Women's monthly dose of glyphosate
Evidence shows us that choosing organic produce is a positive choice for many reasons. We know that it helps to protect our soils, wildlife and water sources. We also know it protects farmers and consumers from the many damaging and often toxic chemicals used widespread across the world. But what do we really know about the effects of non-organic agriculture on our health?
In March 2015, the World Health Organization’s International Agency for Research on Cancer evaluated five organophosphate insecticides and herbicides used in conventional agriculture, concluding that the herbicide glyphosate - along with the insecticides malathion and diazinon – should be classified as probably carcinogenic to humans. This was based on strong evidence that glyphosate caused DNA and chromosomal damage in human cells.
Glyphosate is the most widely used herbicide worldwide in agriculture and is rising rapidly as the spread of Monsanto’s Roundup Ready GMO crops intensifies in agriculture. The IARC states that the general population, that’s me and you, are being exposed to the presence of this organophosphate in our food and water. Two other pesticides, Tetrachlorvinphos and Parathion, which are banned in the European Union and the USA, were also classified as possibly carcinogenic to humans. Despite these scientific evaluations, it is the responsibility of governments to legislate and take public health interventions. It is worth noting here that pesticides manufactured in the USA, and banned from use in the USA, are not prevented from being exported to other countries with weaker legislation.
GMO cotton is sprayed when the bud is open so that the herbicide enters the plant completely, so it should be of no surprise that glyphosate and its metabolite AMPA have been found in 85% of samples tested, which included menstrual tampons, sanitary pads, wipes and cotton gauze, in a preliminary study conducted by researchers at the University of La Plata in Argentina.
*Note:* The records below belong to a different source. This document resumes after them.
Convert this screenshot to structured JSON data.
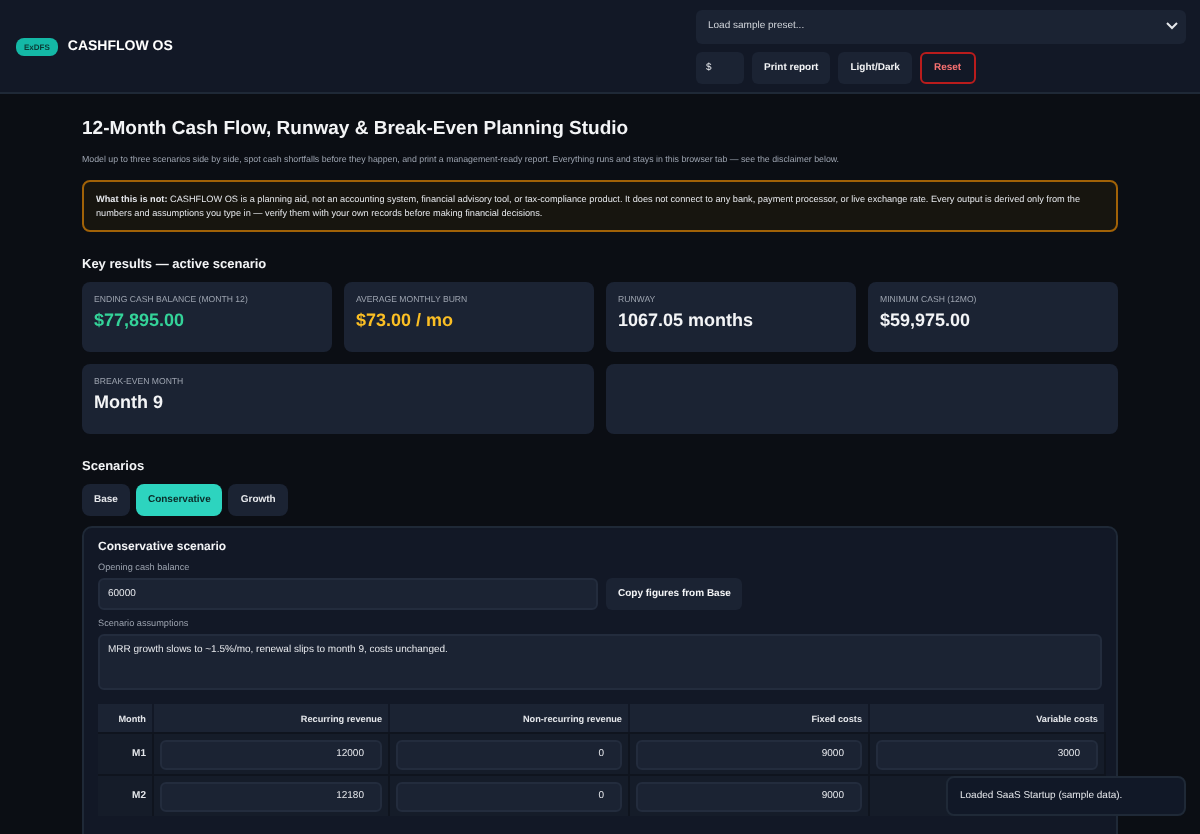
{
  "header": {
    "badge": "ExDFS",
    "brand": "CASHFLOW OS",
    "preset_select": {
      "value": "Load sample preset..."
    },
    "currency_field": {
      "value": "$"
    },
    "buttons": [
      {
        "label": "Print report",
        "kind": "normal"
      },
      {
        "label": "Light/Dark",
        "kind": "normal"
      },
      {
        "label": "Reset",
        "kind": "danger"
      }
    ]
  },
  "page": {
    "title": "12-Month Cash Flow, Runway & Break-Even Planning Studio",
    "intro": "Model up to three scenarios side by side, spot cash shortfalls before they happen, and print a management-ready report. Everything runs and stays in this browser tab — see the disclaimer below."
  },
  "disclaimer": "**What this is not:** CASHFLOW OS is a planning aid, not an accounting system, financial advisory tool, or tax-compliance product. It does not connect to any bank, payment processor, or live exchange rate. Every output is derived only from the numbers and assumptions you type in — verify them with your own records before making financial decisions.",
  "key_results": {
    "heading": "Key results — active scenario",
    "cards": [
      {
        "kind": "metric",
        "label": "ENDING CASH BALANCE (MONTH 12)",
        "value": "$77,895.00",
        "color": "#34d399",
        "wide": false
      },
      {
        "kind": "metric",
        "label": "AVERAGE MONTHLY BURN",
        "value": "$73.00 / mo",
        "color": "#fbbf24",
        "wide": false
      },
      {
        "kind": "metric",
        "label": "RUNWAY",
        "value": "1067.05 months",
        "color": "#f3f4f6",
        "wide": false
      },
      {
        "kind": "metric",
        "label": "MINIMUM CASH (12MO)",
        "value": "$59,975.00",
        "color": "#f3f4f6",
        "wide": false
      },
      {
        "kind": "metric",
        "label": "BREAK-EVEN MONTH",
        "value": "Month 9",
        "color": "#f3f4f6",
        "wide": true
      },
      {
        "kind": "empty",
        "wide": true
      }
    ]
  },
  "scenarios": {
    "heading": "Scenarios",
    "tabs": [
      {
        "label": "Base",
        "selected": false
      },
      {
        "label": "Conservative",
        "selected": true
      },
      {
        "label": "Growth",
        "selected": false
      }
    ],
    "panel": {
      "title": "Conservative scenario",
      "opening_label": "Opening cash balance",
      "opening_value": "60000",
      "copy_button": "Copy figures from Base",
      "assumptions_label": "Scenario assumptions",
      "assumptions_value": "MRR growth slows to ~1.5%/mo, renewal slips to month 9, costs unchanged.",
      "table": {
        "columns": [
          "Month",
          "Recurring revenue",
          "Non-recurring revenue",
          "Fixed costs",
          "Variable costs"
        ],
        "rows": [
          {
            "month": "M1",
            "values": [
              "12000",
              "0",
              "9000",
              "3000"
            ]
          },
          {
            "month": "M2",
            "values": [
              "12180",
              "0",
              "9000"
            ]
          }
        ]
      }
    }
  },
  "toast": "Loaded SaaS Startup (sample data)."
}
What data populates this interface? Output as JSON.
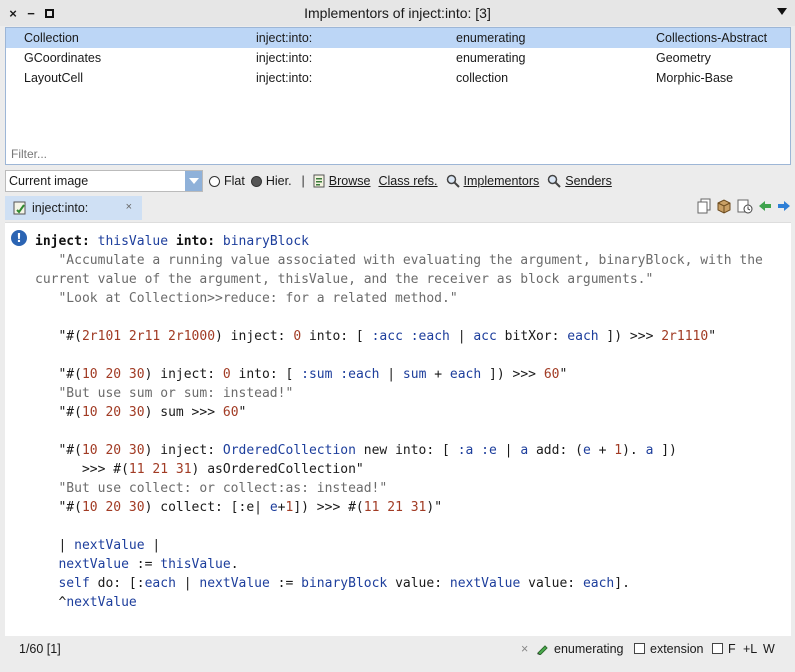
{
  "window": {
    "title": "Implementors of inject:into: [3]",
    "close_glyph": "×",
    "minimize_glyph": "−"
  },
  "results": {
    "rows": [
      {
        "name": "Collection",
        "selector": "inject:into:",
        "protocol": "enumerating",
        "package": "Collections-Abstract",
        "selected": true
      },
      {
        "name": "GCoordinates",
        "selector": "inject:into:",
        "protocol": "enumerating",
        "package": "Geometry",
        "selected": false
      },
      {
        "name": "LayoutCell",
        "selector": "inject:into:",
        "protocol": "collection",
        "package": "Morphic-Base",
        "selected": false
      }
    ],
    "filter_placeholder": "Filter..."
  },
  "toolbar": {
    "scope_value": "Current image",
    "flat_label": "Flat",
    "hier_label": "Hier.",
    "hier_selected": true,
    "separator": "|",
    "browse_label": "Browse",
    "class_refs_label": "Class refs.",
    "implementors_label": "Implementors",
    "senders_label": "Senders"
  },
  "tab": {
    "label": "inject:into:",
    "close_glyph": "×"
  },
  "editor": {
    "gutter_icon": "!",
    "lines": [
      [
        {
          "t": "inject:",
          "c": "sel-kw"
        },
        {
          "t": " "
        },
        {
          "t": "thisValue",
          "c": "arg"
        },
        {
          "t": " "
        },
        {
          "t": "into:",
          "c": "sel-kw"
        },
        {
          "t": " "
        },
        {
          "t": "binaryBlock",
          "c": "arg"
        }
      ],
      [
        {
          "t": "   \"Accumulate a running value associated with evaluating the argument, binaryBlock, with the",
          "c": "cmt"
        }
      ],
      [
        {
          "t": "current value of the argument, thisValue, and the receiver as block arguments.\"",
          "c": "cmt"
        }
      ],
      [
        {
          "t": "   \"Look at Collection>>reduce: for a related method.\"",
          "c": "cmt"
        }
      ],
      [],
      [
        {
          "t": "   \"#(",
          "c": ""
        },
        {
          "t": "2r101 2r11 2r1000",
          "c": "num"
        },
        {
          "t": ") inject: "
        },
        {
          "t": "0",
          "c": "num"
        },
        {
          "t": " into: [ "
        },
        {
          "t": ":acc :each",
          "c": "arg"
        },
        {
          "t": " | "
        },
        {
          "t": "acc",
          "c": "arg"
        },
        {
          "t": " bitXor: "
        },
        {
          "t": "each",
          "c": "arg"
        },
        {
          "t": " ]) >>> "
        },
        {
          "t": "2r1110",
          "c": "num"
        },
        {
          "t": "\""
        }
      ],
      [],
      [
        {
          "t": "   \"#(",
          "c": ""
        },
        {
          "t": "10 20 30",
          "c": "num"
        },
        {
          "t": ") inject: "
        },
        {
          "t": "0",
          "c": "num"
        },
        {
          "t": " into: [ "
        },
        {
          "t": ":sum :each",
          "c": "arg"
        },
        {
          "t": " | "
        },
        {
          "t": "sum",
          "c": "arg"
        },
        {
          "t": " + "
        },
        {
          "t": "each",
          "c": "arg"
        },
        {
          "t": " ]) >>> "
        },
        {
          "t": "60",
          "c": "num"
        },
        {
          "t": "\""
        }
      ],
      [
        {
          "t": "   \"But use sum or sum: instead!\"",
          "c": "cmt"
        }
      ],
      [
        {
          "t": "   \"#(",
          "c": ""
        },
        {
          "t": "10 20 30",
          "c": "num"
        },
        {
          "t": ") sum >>> "
        },
        {
          "t": "60",
          "c": "num"
        },
        {
          "t": "\""
        }
      ],
      [],
      [
        {
          "t": "   \"#(",
          "c": ""
        },
        {
          "t": "10 20 30",
          "c": "num"
        },
        {
          "t": ") inject: "
        },
        {
          "t": "OrderedCollection",
          "c": "cls"
        },
        {
          "t": " new into: [ "
        },
        {
          "t": ":a :e",
          "c": "arg"
        },
        {
          "t": " | "
        },
        {
          "t": "a",
          "c": "arg"
        },
        {
          "t": " add: ("
        },
        {
          "t": "e",
          "c": "arg"
        },
        {
          "t": " + "
        },
        {
          "t": "1",
          "c": "num"
        },
        {
          "t": "). "
        },
        {
          "t": "a",
          "c": "arg"
        },
        {
          "t": " ])"
        }
      ],
      [
        {
          "t": "      >>> #("
        },
        {
          "t": "11 21 31",
          "c": "num"
        },
        {
          "t": ") asOrderedCollection\""
        }
      ],
      [
        {
          "t": "   \"But use collect: or collect:as: instead!\"",
          "c": "cmt"
        }
      ],
      [
        {
          "t": "   \"#(",
          "c": ""
        },
        {
          "t": "10 20 30",
          "c": "num"
        },
        {
          "t": ") collect: [:e| "
        },
        {
          "t": "e",
          "c": "arg"
        },
        {
          "t": "+"
        },
        {
          "t": "1",
          "c": "num"
        },
        {
          "t": "]) >>> #("
        },
        {
          "t": "11 21 31",
          "c": "num"
        },
        {
          "t": ")\""
        }
      ],
      [],
      [
        {
          "t": "   | "
        },
        {
          "t": "nextValue",
          "c": "arg"
        },
        {
          "t": " |"
        }
      ],
      [
        {
          "t": "   "
        },
        {
          "t": "nextValue",
          "c": "arg"
        },
        {
          "t": " := "
        },
        {
          "t": "thisValue",
          "c": "arg"
        },
        {
          "t": "."
        }
      ],
      [
        {
          "t": "   "
        },
        {
          "t": "self",
          "c": "kw"
        },
        {
          "t": " do: [:"
        },
        {
          "t": "each",
          "c": "arg"
        },
        {
          "t": " | "
        },
        {
          "t": "nextValue",
          "c": "arg"
        },
        {
          "t": " := "
        },
        {
          "t": "binaryBlock",
          "c": "arg"
        },
        {
          "t": " value: "
        },
        {
          "t": "nextValue",
          "c": "arg"
        },
        {
          "t": " value: "
        },
        {
          "t": "each",
          "c": "arg"
        },
        {
          "t": "]."
        }
      ],
      [
        {
          "t": "   ^"
        },
        {
          "t": "nextValue",
          "c": "arg"
        }
      ]
    ]
  },
  "status": {
    "position": "1/60 [1]",
    "clear_glyph": "×",
    "category": "enumerating",
    "extension_label": "extension",
    "f_label": "F",
    "l_label": "+L",
    "w_label": "W"
  }
}
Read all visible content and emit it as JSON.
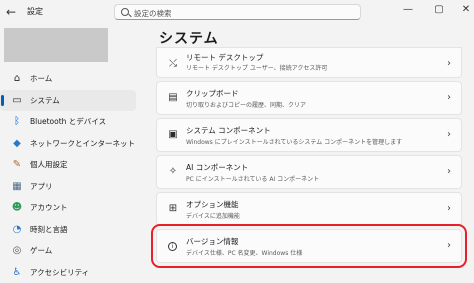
{
  "titlebar": {
    "back_icon": "←",
    "app_title": "設定",
    "search_placeholder": "設定の検索",
    "controls": [
      "—",
      "▢",
      "✕"
    ]
  },
  "sidebar": {
    "items": [
      {
        "icon": "⌂",
        "label": "ホーム",
        "active": false
      },
      {
        "icon": "▭",
        "label": "システム",
        "active": true
      },
      {
        "icon": "ᛒ",
        "label": "Bluetooth とデバイス",
        "active": false
      },
      {
        "icon": "◆",
        "label": "ネットワークとインターネット",
        "active": false
      },
      {
        "icon": "✎",
        "label": "個人用設定",
        "active": false
      },
      {
        "icon": "▦",
        "label": "アプリ",
        "active": false
      },
      {
        "icon": "☻",
        "label": "アカウント",
        "active": false
      },
      {
        "icon": "◔",
        "label": "時刻と言語",
        "active": false
      },
      {
        "icon": "◎",
        "label": "ゲーム",
        "active": false
      },
      {
        "icon": "♿",
        "label": "アクセシビリティ",
        "active": false
      }
    ]
  },
  "main": {
    "title": "システム",
    "cards": [
      {
        "icon": "⤯",
        "title": "リモート デスクトップ",
        "desc": "リモート デスクトップ ユーザー、接続アクセス許可"
      },
      {
        "icon": "▤",
        "title": "クリップボード",
        "desc": "切り取りおよびコピーの履歴、同期、クリア"
      },
      {
        "icon": "▣",
        "title": "システム コンポーネント",
        "desc": "Windows にプレインストールされているシステム コンポーネントを管理します"
      },
      {
        "icon": "✧",
        "title": "AI コンポーネント",
        "desc": "PC にインストールされている AI コンポーネント"
      },
      {
        "icon": "⊞",
        "title": "オプション機能",
        "desc": "デバイスに追加機能"
      },
      {
        "icon": "i",
        "title": "バージョン情報",
        "desc": "デバイス仕様、PC 名変更、Windows 仕様"
      }
    ],
    "chevron": "›"
  },
  "colors": {
    "accent": "#005fb8",
    "highlight": "#e8202a"
  }
}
More astonishing is that given the concerns for cancer, glyphosate was detected in 100% of the cotton and gauze samples tested according to head researcher Dr. Damian Marino. Glyphosate concentrations in the cotton were at 17 parts per billion (PPB) in products purchased from supermarkets and pharmacies in the local area. The research group were looking to demonstrate the presence of these carcinogenic substances in foods, the cotton was meant to be a control.
These findings were described by Dr. Medardo Avila Vazquez from the national congress of Doctors of Fumigated Towns in Buenos Aires as “very serious when you use cotton or gauze to heal wounds or for personal hygiene uses, thinking they are sterile products and the results show that they are contaminated with a probable carcinogenic substance”.
So should we be worried?
280 million pounds of glyphosate has been applied to agricultural land. Head of the Cellular Neurobiology Laboratory at the Salk Institute for Biological Studies, David Schubert says “there are a number of independent, published manuscripts that clearly indicate that glyphosate… can promote cancer and tumour growth. It should be banned.”
The human vagina readily absorbs chemicals found in tampons. When those tampons are made from GMO cotton, they almost always contain glyphosate that gets absorbed through vaginal walls and enters the bloodstream.
Natracare, together with the Women’s Voices for the Earth, are raising awareness about the unregulated and potentially harmful chemicals in feminine care products, including pesticides, fragrances, dyes and preservatives. At the same time, we aim to offer a viable solution of certified organic cotton and organophosphate-free natural materials to avoid unnecessary exposure to potentially carcinogenic materials. Find out more at www.natracare.com and find out reasons to switch to organic cotton for feminine hygiene.
Susie Hewson is the founder of Natracare